Will Kevin Hart return to Oscars? Ellen says she called academy, they want him back

"You have grown, you have apologized ... don't let those people win," Ellen DeGeneres told the actor, who stepped down from the job amid controversy.

Get the latest from TODAY

Sign up for our newsletter
SUBSCRIBE
/ Source: TODAY
By Scott Stump

Ellen DeGeneres believes Kevin Hart should return as host of the Oscars so much that she called the Academy of Motion Picture Arts and Sciences herself and lobbied on his behalf.

Hart told the daytime host in an interview airing on her show Friday that he is "evaluating" whether to return as host after stepping down last month following a backlash over old tweets and comedy routines criticized as being homophobic.

"I believe in forgiveness,'' DeGeneres tweeted early Friday morning. "I believe in second chances.
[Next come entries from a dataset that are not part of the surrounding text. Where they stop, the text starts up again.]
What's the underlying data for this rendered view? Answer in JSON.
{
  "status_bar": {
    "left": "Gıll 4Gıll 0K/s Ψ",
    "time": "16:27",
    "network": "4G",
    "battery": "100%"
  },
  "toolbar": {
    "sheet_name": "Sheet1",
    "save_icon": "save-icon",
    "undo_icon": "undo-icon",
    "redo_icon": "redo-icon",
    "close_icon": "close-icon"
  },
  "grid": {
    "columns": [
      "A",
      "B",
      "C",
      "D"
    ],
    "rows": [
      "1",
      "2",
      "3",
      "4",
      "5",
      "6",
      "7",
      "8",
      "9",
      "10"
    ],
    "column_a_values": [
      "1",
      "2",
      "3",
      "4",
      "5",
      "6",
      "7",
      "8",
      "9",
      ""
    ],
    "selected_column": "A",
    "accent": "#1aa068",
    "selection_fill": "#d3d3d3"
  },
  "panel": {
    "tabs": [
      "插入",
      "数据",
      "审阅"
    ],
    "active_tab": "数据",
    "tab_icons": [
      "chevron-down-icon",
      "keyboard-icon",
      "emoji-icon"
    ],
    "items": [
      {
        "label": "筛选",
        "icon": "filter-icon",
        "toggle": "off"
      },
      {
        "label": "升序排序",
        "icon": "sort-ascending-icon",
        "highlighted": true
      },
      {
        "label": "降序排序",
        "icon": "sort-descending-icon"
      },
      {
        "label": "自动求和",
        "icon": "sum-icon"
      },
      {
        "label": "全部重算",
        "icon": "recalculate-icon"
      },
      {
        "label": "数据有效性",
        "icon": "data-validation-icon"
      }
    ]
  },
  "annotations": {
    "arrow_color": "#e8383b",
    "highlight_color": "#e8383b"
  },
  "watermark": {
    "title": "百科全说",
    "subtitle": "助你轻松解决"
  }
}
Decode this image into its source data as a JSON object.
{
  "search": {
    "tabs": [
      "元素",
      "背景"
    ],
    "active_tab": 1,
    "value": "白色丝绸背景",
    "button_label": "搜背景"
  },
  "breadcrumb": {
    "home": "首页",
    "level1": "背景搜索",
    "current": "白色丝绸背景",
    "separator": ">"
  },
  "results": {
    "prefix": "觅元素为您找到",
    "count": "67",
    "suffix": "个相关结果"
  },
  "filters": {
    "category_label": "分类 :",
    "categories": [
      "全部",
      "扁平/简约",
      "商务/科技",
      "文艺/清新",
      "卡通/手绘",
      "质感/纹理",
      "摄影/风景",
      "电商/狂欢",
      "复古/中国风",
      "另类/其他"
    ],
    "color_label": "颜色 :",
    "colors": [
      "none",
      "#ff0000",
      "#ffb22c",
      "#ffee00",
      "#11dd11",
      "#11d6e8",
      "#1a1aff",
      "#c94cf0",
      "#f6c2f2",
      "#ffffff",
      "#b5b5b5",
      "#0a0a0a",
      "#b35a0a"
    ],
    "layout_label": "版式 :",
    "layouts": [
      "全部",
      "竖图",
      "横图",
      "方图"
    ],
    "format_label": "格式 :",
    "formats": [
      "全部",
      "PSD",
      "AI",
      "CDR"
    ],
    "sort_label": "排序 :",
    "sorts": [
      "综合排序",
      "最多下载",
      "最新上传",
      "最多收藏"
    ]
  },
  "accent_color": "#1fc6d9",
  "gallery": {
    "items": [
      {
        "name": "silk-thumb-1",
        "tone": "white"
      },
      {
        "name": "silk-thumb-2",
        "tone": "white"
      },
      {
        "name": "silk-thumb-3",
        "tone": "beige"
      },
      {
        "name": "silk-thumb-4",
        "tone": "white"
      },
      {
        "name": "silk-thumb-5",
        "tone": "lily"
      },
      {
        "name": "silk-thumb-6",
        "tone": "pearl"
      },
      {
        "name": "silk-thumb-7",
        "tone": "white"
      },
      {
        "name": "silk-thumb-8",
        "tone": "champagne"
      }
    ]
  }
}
And I believe in @KevinHart4real."

DeGeneres revealed to him that she called the academy, which runs the Oscars, asking the organization about him possibly returning as host.

"So I called them, I said Kevin's on, I have no idea if he wants to come back and host, but what are your thoughts?'' she said.
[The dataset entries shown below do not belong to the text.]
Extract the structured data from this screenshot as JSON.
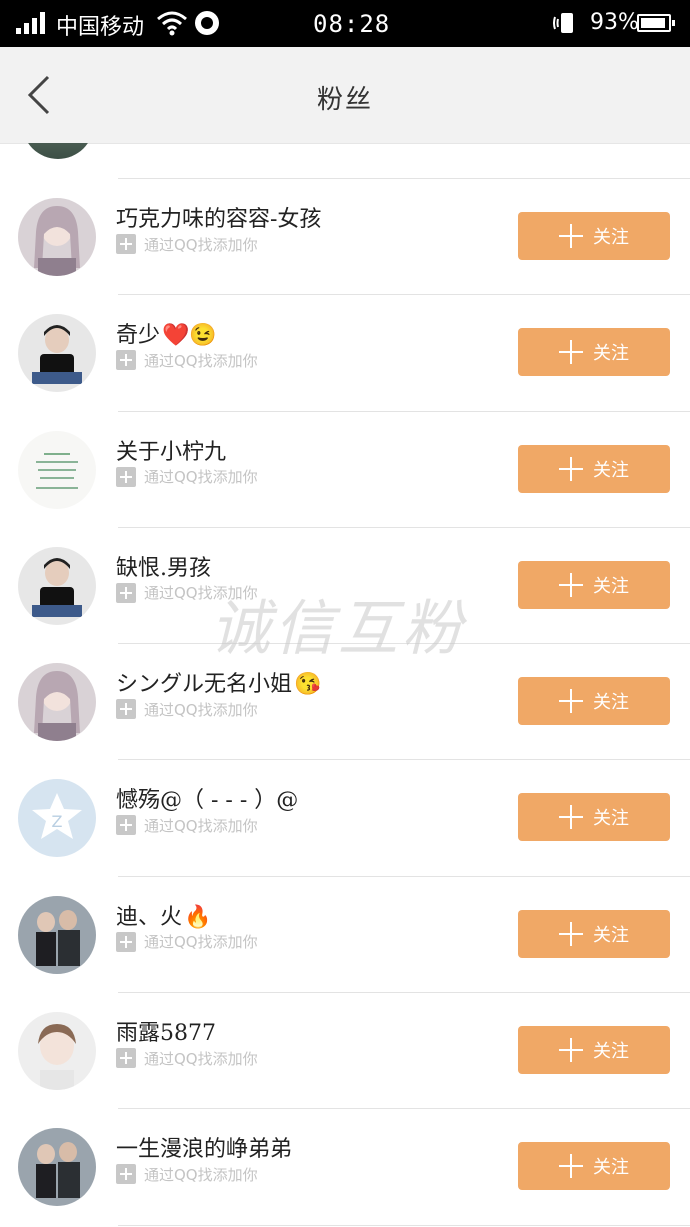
{
  "status_bar": {
    "carrier": "中国移动",
    "time": "08:28",
    "battery": "93%"
  },
  "header": {
    "title": "粉丝"
  },
  "follow_label": "关注",
  "sub_text": "通过QQ找添加你",
  "watermark": "诚信互粉",
  "fans": [
    {
      "name": "巧克力味的容容-女孩",
      "emoji": "",
      "avatar": "girl-avatar"
    },
    {
      "name": "奇少",
      "emoji": "❤️😉",
      "avatar": "boy-avatar"
    },
    {
      "name": "关于小柠九",
      "emoji": "",
      "avatar": "text-avatar"
    },
    {
      "name": "缺恨.男孩",
      "emoji": "",
      "avatar": "boy-avatar"
    },
    {
      "name": "シングル无名小姐",
      "emoji": "😘",
      "avatar": "girl-avatar"
    },
    {
      "name": "憾殇@（ - - - ）@",
      "emoji": "",
      "avatar": "default-qq-avatar"
    },
    {
      "name": "迪、火",
      "emoji": "🔥",
      "avatar": "couple-avatar"
    },
    {
      "name": "雨露5877",
      "emoji": "",
      "avatar": "child-avatar"
    },
    {
      "name": "一生漫浪的峥弟弟",
      "emoji": "",
      "avatar": "couple-avatar"
    }
  ]
}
"And they were like, 'Oh my God, we want him to host, we feel like maybe he misunderstood or it was handled wrong or maybe we said the wrong thing, but we want him to host. Whatever we can do, we would be thrilled, and he should host the Oscars.'''

Trending stories,celebrity news and all the best of TODAY.

Interestingly, Hart himself gave an interview with Variety a few hours before he appeared on "Ellen," saying he was finished entertaining the notion of hosting the Oscars.

“Would I ever do it? No, it’s done. It’s done,” Hart said. “The moment came and it was a blessing and I was excited at the opportunity and I still am. In my mind I got the job, it was a dream job, and things came up that simply prohibited it from happening. But I don’t believe in going backwards.

“When I go on that stage, it will be because I’ve somehow figured out a way to win the Oscar,” he said. “Somehow I’ll get to the stage but it’s not going to be in this way because it just comes with such a weird cloud at this point."

Despite all that has happened, Hart holds no grudges. “There’s no ill will toward the academy,” he said.

After initially refusing to apologize following the controversy in early December, Hart, 39, tweeted hours later that he was stepping down "because I do not want to be a distraction on a night that should be celebrated by so many amazing talented artists. I sincerely apologize to the LGBTQ community for my insensitive words from my past."

The decision came just three days after Hart had been selected to host the 2019 Academy Awards, a gig he called "the opportunity of a lifetime.''

One since-deleted post from 2011 read, "Yo if my son comes home & try's 2 play with my daughters doll house I'm going 2 break it over his head & say n my voice 'stop that's gay.'"

Hart told audiences in his 2010 comedy special, "Seriously Funny," that "one of my biggest fears is my son growing up and being gay. That's a fear. Keep in mind, I'm not homophobic, I have nothing against gay people, do what you want to do, but me, being a heterosexual male, if I can prevent my son from being gay, I will."

DeGeneres, who became the first person to star as an openly gay character on prime-time television earlier in her career, feels Hart has been contrite about his past mistakes and shouldn't let "the haters" get him down.

"You have grown, you have apologized, you're apologizing again right now, you've done it,'' she said. "Don't let those people win. Host the Oscars."

"I've yet to go back to that version of the immature comedian that once was,'' he said. "I moved on. I'm a grown man, I'm cultured, I'm manufactured, I'm a guy that understands now, I look at life through a different lens, and because of that, I live it a different way."

DeGeneres, who has hosted the Oscars twice, hopes Hart follows in her footsteps as the latest host.

"I think it's perfect that all this happened because there has to be a conversation about homophobia and whatever they did and whoever's trying to hurt you, it brought up you reminding people that you're a bigger person, you've already apologized, (and) you're apologizing again,'' she said.

While Hart has also received the support of other comedians like Jerry Seinfeld, the endorsement by DeGeneres received some criticism, including a response from Buzzfeed's Adam Vary, who first reported on Hart's controversial tweets.

Hart said he was attracted to the gig because so few African-American comedians have had the opportunity to host the iconic show over the years, but he was noncommittal as far as whether he would return.

"I don't want to step on that stage and make that night about me and my past when you got people that have worked hard to step on that stage for the first time and receive an award,'' he said.